What needs to be done -
Check every line of the entries that follow, and copy the ones containing "started".

The records -
++++++

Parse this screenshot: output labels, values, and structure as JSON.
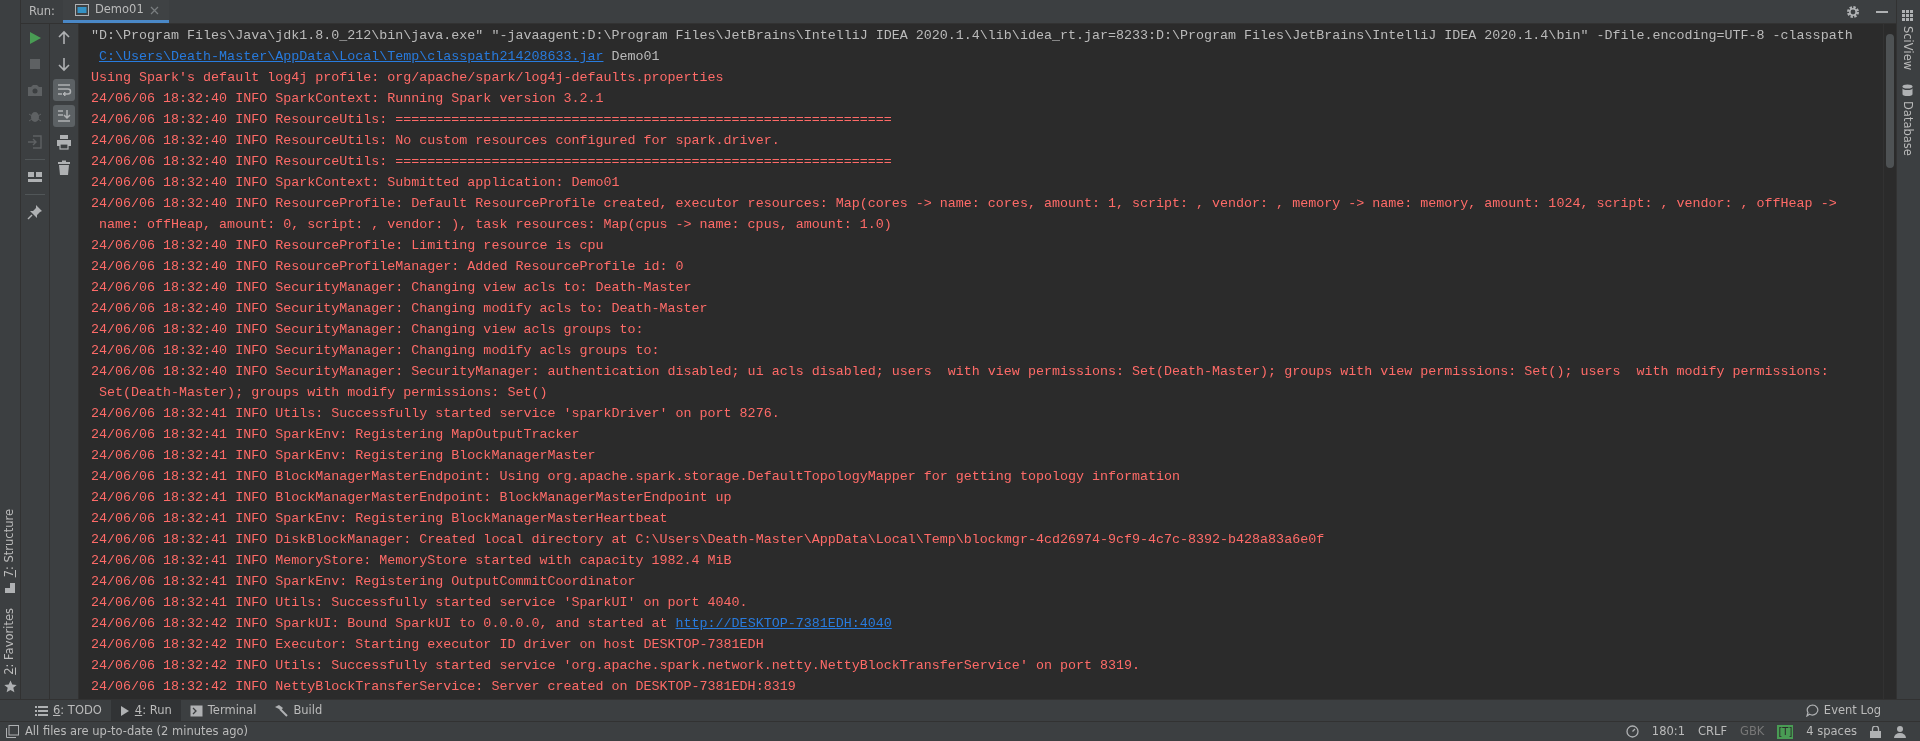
{
  "run_panel": {
    "label": "Run:",
    "tabs": [
      {
        "title": "Demo01",
        "selected": true
      }
    ]
  },
  "console_tools": [
    {
      "disabled": false
    },
    {
      "disabled": true
    },
    {
      "disabled": true
    },
    {
      "disabled": true
    },
    {
      "disabled": true
    },
    {
      "disabled": false
    },
    {
      "disabled": false
    }
  ],
  "output_tools": [
    {
      "toggled": false
    },
    {
      "toggled": false
    },
    {
      "toggled": true
    },
    {
      "toggled": true
    },
    {
      "toggled": false
    },
    {
      "toggled": false
    }
  ],
  "console": {
    "lines": [
      {
        "parts": [
          {
            "kind": "command",
            "text": "\"D:\\Program Files\\Java\\jdk1.8.0_212\\bin\\java.exe\" \"-javaagent:D:\\Program Files\\JetBrains\\IntelliJ IDEA 2020.1.4\\lib\\idea_rt.jar=8233:D:\\Program Files\\JetBrains\\IntelliJ IDEA 2020.1.4\\bin\" -Dfile.encoding=UTF-8 -classpath"
          }
        ]
      },
      {
        "continued": true,
        "parts": [
          {
            "kind": "link",
            "text": "C:\\Users\\Death-Master\\AppData\\Local\\Temp\\classpath214208633.jar"
          },
          {
            "kind": "command",
            "text": " Demo01"
          }
        ]
      },
      {
        "parts": [
          {
            "kind": "error",
            "text": "Using Spark's default log4j profile: org/apache/spark/log4j-defaults.properties"
          }
        ]
      },
      {
        "parts": [
          {
            "kind": "error",
            "text": "24/06/06 18:32:40 INFO SparkContext: Running Spark version 3.2.1"
          }
        ]
      },
      {
        "parts": [
          {
            "kind": "error",
            "text": "24/06/06 18:32:40 INFO ResourceUtils: =============================================================="
          }
        ]
      },
      {
        "parts": [
          {
            "kind": "error",
            "text": "24/06/06 18:32:40 INFO ResourceUtils: No custom resources configured for spark.driver."
          }
        ]
      },
      {
        "parts": [
          {
            "kind": "error",
            "text": "24/06/06 18:32:40 INFO ResourceUtils: =============================================================="
          }
        ]
      },
      {
        "parts": [
          {
            "kind": "error",
            "text": "24/06/06 18:32:40 INFO SparkContext: Submitted application: Demo01"
          }
        ]
      },
      {
        "parts": [
          {
            "kind": "error",
            "text": "24/06/06 18:32:40 INFO ResourceProfile: Default ResourceProfile created, executor resources: Map(cores -> name: cores, amount: 1, script: , vendor: , memory -> name: memory, amount: 1024, script: , vendor: , offHeap ->"
          }
        ]
      },
      {
        "continued": true,
        "parts": [
          {
            "kind": "error",
            "text": "name: offHeap, amount: 0, script: , vendor: ), task resources: Map(cpus -> name: cpus, amount: 1.0)"
          }
        ]
      },
      {
        "parts": [
          {
            "kind": "error",
            "text": "24/06/06 18:32:40 INFO ResourceProfile: Limiting resource is cpu"
          }
        ]
      },
      {
        "parts": [
          {
            "kind": "error",
            "text": "24/06/06 18:32:40 INFO ResourceProfileManager: Added ResourceProfile id: 0"
          }
        ]
      },
      {
        "parts": [
          {
            "kind": "error",
            "text": "24/06/06 18:32:40 INFO SecurityManager: Changing view acls to: Death-Master"
          }
        ]
      },
      {
        "parts": [
          {
            "kind": "error",
            "text": "24/06/06 18:32:40 INFO SecurityManager: Changing modify acls to: Death-Master"
          }
        ]
      },
      {
        "parts": [
          {
            "kind": "error",
            "text": "24/06/06 18:32:40 INFO SecurityManager: Changing view acls groups to: "
          }
        ]
      },
      {
        "parts": [
          {
            "kind": "error",
            "text": "24/06/06 18:32:40 INFO SecurityManager: Changing modify acls groups to: "
          }
        ]
      },
      {
        "parts": [
          {
            "kind": "error",
            "text": "24/06/06 18:32:40 INFO SecurityManager: SecurityManager: authentication disabled; ui acls disabled; users  with view permissions: Set(Death-Master); groups with view permissions: Set(); users  with modify permissions:"
          }
        ]
      },
      {
        "continued": true,
        "parts": [
          {
            "kind": "error",
            "text": "Set(Death-Master); groups with modify permissions: Set()"
          }
        ]
      },
      {
        "parts": [
          {
            "kind": "error",
            "text": "24/06/06 18:32:41 INFO Utils: Successfully started service 'sparkDriver' on port 8276."
          }
        ]
      },
      {
        "parts": [
          {
            "kind": "error",
            "text": "24/06/06 18:32:41 INFO SparkEnv: Registering MapOutputTracker"
          }
        ]
      },
      {
        "parts": [
          {
            "kind": "error",
            "text": "24/06/06 18:32:41 INFO SparkEnv: Registering BlockManagerMaster"
          }
        ]
      },
      {
        "parts": [
          {
            "kind": "error",
            "text": "24/06/06 18:32:41 INFO BlockManagerMasterEndpoint: Using org.apache.spark.storage.DefaultTopologyMapper for getting topology information"
          }
        ]
      },
      {
        "parts": [
          {
            "kind": "error",
            "text": "24/06/06 18:32:41 INFO BlockManagerMasterEndpoint: BlockManagerMasterEndpoint up"
          }
        ]
      },
      {
        "parts": [
          {
            "kind": "error",
            "text": "24/06/06 18:32:41 INFO SparkEnv: Registering BlockManagerMasterHeartbeat"
          }
        ]
      },
      {
        "parts": [
          {
            "kind": "error",
            "text": "24/06/06 18:32:41 INFO DiskBlockManager: Created local directory at C:\\Users\\Death-Master\\AppData\\Local\\Temp\\blockmgr-4cd26974-9cf9-4c7c-8392-b428a83a6e0f"
          }
        ]
      },
      {
        "parts": [
          {
            "kind": "error",
            "text": "24/06/06 18:32:41 INFO MemoryStore: MemoryStore started with capacity 1982.4 MiB"
          }
        ]
      },
      {
        "parts": [
          {
            "kind": "error",
            "text": "24/06/06 18:32:41 INFO SparkEnv: Registering OutputCommitCoordinator"
          }
        ]
      },
      {
        "parts": [
          {
            "kind": "error",
            "text": "24/06/06 18:32:41 INFO Utils: Successfully started service 'SparkUI' on port 4040."
          }
        ]
      },
      {
        "parts": [
          {
            "kind": "error",
            "text": "24/06/06 18:32:42 INFO SparkUI: Bound SparkUI to 0.0.0.0, and started at "
          },
          {
            "kind": "link",
            "text": "http://DESKTOP-7381EDH:4040"
          }
        ]
      },
      {
        "parts": [
          {
            "kind": "error",
            "text": "24/06/06 18:32:42 INFO Executor: Starting executor ID driver on host DESKTOP-7381EDH"
          }
        ]
      },
      {
        "parts": [
          {
            "kind": "error",
            "text": "24/06/06 18:32:42 INFO Utils: Successfully started service 'org.apache.spark.network.netty.NettyBlockTransferService' on port 8319."
          }
        ]
      },
      {
        "parts": [
          {
            "kind": "error",
            "text": "24/06/06 18:32:42 INFO NettyBlockTransferService: Server created on DESKTOP-7381EDH:8319"
          }
        ]
      }
    ]
  },
  "left_stripe": [
    {
      "label": "7: Structure",
      "mnemonic": true
    },
    {
      "label": "2: Favorites",
      "mnemonic": true
    }
  ],
  "right_stripe": [
    {
      "label": "SciView"
    },
    {
      "label": "Database"
    }
  ],
  "tool_windows": [
    {
      "label": "6: TODO",
      "mnemonic": true,
      "selected": false
    },
    {
      "label": "4: Run",
      "mnemonic": true,
      "selected": true
    },
    {
      "label": "Terminal",
      "mnemonic": false,
      "selected": false
    },
    {
      "label": "Build",
      "mnemonic": false,
      "selected": false
    }
  ],
  "event_log": "Event Log",
  "status_bar": {
    "message": "All files are up-to-date (2 minutes ago)",
    "items": [
      {
        "kind": "text",
        "text": "180:1",
        "disabled": false
      },
      {
        "kind": "text",
        "text": "CRLF",
        "disabled": false
      },
      {
        "kind": "text",
        "text": "GBK",
        "disabled": true
      },
      {
        "kind": "badge",
        "text": "[T]",
        "disabled": false
      },
      {
        "kind": "text",
        "text": "4 spaces",
        "disabled": false
      }
    ]
  }
}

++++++

Solution for this exercise -
            "text": "24/06/06 18:32:41 INFO Utils: Successfully started service 'sparkDriver' on port 8276."
            "text": "24/06/06 18:32:41 INFO MemoryStore: MemoryStore started with capacity 1982.4 MiB"
            "text": "24/06/06 18:32:41 INFO Utils: Successfully started service 'SparkUI' on port 4040."
            "text": "24/06/06 18:32:42 INFO SparkUI: Bound SparkUI to 0.0.0.0, and started at "
            "text": "24/06/06 18:32:42 INFO Utils: Successfully started service 'org.apache.spark.network.netty.NettyBlockTransferService' on port 8319."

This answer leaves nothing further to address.